What you are asked to do: Lines that include "Спутник" make up the answer; copy all of them from the data below.

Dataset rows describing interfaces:
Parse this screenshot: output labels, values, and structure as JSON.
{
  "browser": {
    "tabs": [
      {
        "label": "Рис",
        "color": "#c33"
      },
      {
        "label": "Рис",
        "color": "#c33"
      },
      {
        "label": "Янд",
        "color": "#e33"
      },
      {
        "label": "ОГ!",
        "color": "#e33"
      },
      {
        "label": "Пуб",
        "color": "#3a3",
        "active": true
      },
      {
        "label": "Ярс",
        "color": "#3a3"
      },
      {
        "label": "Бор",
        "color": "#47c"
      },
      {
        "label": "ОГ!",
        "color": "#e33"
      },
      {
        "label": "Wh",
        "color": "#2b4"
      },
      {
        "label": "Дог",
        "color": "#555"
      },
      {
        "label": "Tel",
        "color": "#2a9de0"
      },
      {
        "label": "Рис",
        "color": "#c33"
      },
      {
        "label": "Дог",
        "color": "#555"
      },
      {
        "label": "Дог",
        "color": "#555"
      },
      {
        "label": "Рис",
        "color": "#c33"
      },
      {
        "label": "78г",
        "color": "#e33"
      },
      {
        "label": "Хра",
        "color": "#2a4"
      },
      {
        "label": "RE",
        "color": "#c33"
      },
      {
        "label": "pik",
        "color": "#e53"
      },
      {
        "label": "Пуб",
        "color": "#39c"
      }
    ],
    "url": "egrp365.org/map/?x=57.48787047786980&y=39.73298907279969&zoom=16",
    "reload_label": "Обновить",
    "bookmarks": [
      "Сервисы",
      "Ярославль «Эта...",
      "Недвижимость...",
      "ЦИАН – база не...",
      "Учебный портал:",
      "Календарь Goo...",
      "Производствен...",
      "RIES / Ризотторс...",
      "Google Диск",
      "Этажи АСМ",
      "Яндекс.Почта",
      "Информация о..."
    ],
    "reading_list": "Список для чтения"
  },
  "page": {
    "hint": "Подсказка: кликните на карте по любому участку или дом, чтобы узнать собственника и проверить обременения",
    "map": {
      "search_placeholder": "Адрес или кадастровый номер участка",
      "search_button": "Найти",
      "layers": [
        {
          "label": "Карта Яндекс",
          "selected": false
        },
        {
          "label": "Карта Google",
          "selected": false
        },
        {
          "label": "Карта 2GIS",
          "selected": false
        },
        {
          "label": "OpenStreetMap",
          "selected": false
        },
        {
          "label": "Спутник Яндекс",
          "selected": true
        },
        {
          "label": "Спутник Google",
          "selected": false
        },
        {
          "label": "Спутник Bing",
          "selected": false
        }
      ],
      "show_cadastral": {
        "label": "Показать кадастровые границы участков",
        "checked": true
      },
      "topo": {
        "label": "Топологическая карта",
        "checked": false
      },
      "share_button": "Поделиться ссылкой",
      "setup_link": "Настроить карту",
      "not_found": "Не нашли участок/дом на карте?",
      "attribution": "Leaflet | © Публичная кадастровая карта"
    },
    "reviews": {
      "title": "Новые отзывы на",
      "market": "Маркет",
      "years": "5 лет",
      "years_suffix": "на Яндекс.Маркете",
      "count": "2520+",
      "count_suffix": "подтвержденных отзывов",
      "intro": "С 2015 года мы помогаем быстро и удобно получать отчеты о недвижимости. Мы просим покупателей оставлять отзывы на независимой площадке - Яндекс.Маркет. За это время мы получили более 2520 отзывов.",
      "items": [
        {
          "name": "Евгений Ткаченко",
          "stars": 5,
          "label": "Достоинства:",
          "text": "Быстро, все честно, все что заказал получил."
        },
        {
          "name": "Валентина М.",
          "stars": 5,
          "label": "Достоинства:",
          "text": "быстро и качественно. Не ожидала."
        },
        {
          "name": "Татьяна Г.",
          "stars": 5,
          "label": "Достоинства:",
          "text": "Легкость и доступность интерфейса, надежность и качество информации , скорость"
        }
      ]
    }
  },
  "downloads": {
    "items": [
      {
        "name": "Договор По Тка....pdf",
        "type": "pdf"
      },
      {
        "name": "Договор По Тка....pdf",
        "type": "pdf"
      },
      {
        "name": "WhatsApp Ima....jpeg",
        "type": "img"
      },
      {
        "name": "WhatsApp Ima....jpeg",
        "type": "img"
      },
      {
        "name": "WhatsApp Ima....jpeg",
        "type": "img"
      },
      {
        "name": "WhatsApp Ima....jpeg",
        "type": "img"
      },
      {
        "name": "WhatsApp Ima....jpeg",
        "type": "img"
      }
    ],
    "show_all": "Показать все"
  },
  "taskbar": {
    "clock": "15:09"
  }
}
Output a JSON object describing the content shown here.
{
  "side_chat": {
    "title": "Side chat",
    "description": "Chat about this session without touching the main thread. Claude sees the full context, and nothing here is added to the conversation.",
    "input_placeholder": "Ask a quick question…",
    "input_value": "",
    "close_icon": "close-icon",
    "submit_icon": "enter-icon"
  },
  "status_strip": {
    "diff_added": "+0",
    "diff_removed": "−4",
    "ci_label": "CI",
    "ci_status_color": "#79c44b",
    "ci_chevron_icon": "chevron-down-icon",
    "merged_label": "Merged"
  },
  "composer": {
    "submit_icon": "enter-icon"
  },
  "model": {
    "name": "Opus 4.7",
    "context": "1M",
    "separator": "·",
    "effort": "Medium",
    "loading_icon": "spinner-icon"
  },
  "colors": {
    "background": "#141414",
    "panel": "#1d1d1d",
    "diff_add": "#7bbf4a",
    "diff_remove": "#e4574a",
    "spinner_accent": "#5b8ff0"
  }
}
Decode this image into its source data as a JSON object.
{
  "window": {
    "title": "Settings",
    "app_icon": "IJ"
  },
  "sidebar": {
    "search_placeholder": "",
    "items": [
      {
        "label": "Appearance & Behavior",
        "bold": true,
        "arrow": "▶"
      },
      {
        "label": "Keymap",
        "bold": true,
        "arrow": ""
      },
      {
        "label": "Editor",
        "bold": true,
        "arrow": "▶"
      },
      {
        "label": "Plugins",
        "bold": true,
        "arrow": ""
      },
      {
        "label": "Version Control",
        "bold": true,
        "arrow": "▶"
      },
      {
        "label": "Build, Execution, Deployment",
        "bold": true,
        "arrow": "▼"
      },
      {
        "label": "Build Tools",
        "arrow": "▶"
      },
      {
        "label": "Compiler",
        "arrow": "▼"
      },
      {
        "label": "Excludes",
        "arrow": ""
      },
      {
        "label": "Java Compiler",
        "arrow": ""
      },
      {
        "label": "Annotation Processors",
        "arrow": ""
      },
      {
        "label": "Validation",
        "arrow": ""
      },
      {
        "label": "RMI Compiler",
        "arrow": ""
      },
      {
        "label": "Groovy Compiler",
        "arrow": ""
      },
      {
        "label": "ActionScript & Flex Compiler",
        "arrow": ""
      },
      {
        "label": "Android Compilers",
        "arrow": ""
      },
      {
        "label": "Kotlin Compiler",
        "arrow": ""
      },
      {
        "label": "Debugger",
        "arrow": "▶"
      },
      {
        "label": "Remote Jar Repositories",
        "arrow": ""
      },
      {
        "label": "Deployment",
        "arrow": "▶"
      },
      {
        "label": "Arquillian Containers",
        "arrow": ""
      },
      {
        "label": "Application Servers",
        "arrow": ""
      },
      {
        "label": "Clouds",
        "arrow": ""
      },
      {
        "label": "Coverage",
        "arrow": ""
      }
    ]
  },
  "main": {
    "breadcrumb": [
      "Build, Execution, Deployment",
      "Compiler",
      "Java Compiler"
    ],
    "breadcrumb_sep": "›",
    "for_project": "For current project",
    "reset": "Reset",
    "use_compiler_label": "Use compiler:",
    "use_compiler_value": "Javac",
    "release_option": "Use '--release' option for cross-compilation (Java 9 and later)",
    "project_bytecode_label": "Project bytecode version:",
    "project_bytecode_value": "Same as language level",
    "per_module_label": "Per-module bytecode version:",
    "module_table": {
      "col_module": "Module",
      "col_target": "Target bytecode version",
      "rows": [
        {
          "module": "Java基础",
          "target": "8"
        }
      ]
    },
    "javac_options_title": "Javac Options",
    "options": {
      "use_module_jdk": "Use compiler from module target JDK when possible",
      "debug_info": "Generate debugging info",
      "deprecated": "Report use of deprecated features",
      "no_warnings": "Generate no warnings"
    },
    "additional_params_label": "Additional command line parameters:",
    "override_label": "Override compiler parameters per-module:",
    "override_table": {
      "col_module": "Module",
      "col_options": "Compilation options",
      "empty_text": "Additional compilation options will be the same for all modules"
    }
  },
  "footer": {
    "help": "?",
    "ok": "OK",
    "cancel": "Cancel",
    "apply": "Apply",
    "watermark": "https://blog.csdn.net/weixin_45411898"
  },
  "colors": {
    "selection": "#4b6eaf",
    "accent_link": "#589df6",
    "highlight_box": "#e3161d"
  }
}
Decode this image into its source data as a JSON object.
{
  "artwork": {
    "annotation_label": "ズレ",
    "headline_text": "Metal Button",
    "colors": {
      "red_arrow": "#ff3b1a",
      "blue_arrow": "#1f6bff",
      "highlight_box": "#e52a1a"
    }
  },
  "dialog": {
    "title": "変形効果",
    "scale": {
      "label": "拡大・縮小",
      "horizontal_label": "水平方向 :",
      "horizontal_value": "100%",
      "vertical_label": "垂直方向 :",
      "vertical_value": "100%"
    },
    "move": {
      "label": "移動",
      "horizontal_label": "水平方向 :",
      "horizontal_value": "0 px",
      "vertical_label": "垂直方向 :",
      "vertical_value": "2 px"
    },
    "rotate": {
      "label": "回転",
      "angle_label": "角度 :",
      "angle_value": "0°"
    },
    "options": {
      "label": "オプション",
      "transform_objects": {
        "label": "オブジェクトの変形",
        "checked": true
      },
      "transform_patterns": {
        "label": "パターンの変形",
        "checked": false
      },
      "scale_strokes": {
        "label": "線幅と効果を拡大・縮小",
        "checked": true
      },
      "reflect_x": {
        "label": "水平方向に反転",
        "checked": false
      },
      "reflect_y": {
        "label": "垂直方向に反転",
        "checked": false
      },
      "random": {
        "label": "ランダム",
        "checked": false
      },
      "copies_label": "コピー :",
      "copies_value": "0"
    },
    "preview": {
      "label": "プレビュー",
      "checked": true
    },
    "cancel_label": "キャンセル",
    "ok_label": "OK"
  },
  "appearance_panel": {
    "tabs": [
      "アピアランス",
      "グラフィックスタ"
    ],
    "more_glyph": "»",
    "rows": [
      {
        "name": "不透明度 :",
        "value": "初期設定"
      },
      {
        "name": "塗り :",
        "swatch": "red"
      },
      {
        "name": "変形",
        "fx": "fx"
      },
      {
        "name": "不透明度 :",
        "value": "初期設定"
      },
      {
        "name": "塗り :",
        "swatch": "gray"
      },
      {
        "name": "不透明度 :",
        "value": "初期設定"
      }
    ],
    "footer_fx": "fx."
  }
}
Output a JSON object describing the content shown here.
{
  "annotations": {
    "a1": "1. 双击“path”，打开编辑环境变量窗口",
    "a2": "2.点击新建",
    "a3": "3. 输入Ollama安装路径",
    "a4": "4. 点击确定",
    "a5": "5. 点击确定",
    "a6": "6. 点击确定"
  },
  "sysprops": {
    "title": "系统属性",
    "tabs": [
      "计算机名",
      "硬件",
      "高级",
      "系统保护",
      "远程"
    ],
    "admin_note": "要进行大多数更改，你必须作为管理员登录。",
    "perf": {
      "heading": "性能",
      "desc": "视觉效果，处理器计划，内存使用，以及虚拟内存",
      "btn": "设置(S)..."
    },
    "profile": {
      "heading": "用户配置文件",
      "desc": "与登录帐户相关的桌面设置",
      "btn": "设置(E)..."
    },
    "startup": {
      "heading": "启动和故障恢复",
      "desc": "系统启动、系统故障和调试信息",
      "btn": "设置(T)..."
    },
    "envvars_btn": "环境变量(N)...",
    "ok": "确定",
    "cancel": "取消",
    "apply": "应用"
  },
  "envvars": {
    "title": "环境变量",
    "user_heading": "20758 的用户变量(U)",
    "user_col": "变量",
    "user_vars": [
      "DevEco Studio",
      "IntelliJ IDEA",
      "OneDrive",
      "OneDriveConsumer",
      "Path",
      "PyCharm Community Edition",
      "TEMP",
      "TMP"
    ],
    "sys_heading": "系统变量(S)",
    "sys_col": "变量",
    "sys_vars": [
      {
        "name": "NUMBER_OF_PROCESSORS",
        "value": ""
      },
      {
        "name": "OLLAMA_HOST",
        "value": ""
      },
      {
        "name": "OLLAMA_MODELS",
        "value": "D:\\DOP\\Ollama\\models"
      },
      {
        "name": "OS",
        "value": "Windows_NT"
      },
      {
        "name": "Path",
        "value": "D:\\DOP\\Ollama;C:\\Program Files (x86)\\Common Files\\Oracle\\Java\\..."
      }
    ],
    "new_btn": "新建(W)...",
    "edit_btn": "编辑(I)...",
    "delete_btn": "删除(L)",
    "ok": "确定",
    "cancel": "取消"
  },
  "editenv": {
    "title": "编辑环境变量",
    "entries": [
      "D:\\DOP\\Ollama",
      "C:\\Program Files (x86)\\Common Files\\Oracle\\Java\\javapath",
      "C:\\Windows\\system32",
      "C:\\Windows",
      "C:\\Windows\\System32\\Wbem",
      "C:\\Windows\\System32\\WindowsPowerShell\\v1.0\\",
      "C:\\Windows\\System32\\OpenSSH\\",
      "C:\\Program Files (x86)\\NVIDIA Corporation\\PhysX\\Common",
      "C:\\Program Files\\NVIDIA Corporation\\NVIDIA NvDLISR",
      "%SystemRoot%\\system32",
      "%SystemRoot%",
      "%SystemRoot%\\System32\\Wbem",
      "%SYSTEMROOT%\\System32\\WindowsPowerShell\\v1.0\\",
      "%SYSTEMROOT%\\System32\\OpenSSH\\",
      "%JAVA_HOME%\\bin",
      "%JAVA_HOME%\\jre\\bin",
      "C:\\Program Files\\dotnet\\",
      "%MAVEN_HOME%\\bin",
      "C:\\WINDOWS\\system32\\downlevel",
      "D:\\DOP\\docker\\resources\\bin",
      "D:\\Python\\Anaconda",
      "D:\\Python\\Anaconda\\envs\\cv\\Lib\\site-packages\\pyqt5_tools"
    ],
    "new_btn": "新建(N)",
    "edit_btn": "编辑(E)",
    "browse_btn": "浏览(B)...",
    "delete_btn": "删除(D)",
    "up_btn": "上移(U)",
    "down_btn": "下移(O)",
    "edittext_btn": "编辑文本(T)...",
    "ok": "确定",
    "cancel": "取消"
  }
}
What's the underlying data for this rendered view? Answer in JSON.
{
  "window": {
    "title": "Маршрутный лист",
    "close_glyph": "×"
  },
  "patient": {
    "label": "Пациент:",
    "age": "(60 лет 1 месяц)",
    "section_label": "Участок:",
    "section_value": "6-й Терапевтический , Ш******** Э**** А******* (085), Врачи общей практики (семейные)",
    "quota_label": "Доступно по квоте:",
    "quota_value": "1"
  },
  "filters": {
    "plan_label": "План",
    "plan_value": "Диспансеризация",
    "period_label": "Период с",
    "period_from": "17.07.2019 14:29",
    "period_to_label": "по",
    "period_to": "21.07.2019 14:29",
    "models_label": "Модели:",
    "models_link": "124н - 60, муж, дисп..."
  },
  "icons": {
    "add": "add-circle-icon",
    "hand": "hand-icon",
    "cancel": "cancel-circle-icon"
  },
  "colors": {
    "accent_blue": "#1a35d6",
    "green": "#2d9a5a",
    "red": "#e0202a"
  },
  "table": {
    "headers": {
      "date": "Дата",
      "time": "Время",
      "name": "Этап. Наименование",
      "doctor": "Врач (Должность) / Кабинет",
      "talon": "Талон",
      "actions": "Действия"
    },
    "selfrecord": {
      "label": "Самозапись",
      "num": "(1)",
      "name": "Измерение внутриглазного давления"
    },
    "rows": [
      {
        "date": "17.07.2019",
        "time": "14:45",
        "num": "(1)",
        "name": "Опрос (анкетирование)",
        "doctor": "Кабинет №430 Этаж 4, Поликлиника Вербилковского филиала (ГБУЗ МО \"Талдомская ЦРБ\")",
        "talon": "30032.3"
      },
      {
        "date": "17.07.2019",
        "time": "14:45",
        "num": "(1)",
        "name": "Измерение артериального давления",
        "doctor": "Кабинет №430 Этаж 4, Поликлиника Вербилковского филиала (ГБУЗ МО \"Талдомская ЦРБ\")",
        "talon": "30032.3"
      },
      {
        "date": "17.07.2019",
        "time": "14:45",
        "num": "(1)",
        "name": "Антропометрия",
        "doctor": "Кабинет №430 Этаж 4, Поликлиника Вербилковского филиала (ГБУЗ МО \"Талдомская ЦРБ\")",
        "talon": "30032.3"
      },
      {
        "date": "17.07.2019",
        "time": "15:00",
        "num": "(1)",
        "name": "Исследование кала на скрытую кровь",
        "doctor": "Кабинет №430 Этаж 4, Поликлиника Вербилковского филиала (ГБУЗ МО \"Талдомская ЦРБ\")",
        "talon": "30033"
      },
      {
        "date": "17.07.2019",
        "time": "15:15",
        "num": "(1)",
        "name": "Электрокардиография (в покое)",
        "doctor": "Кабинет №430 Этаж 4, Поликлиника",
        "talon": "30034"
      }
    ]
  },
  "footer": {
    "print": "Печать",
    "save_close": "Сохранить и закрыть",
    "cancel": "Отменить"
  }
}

Answer to this problem:
          "label": "Спутник Яндекс",
          "label": "Спутник Google",
          "label": "Спутник Bing",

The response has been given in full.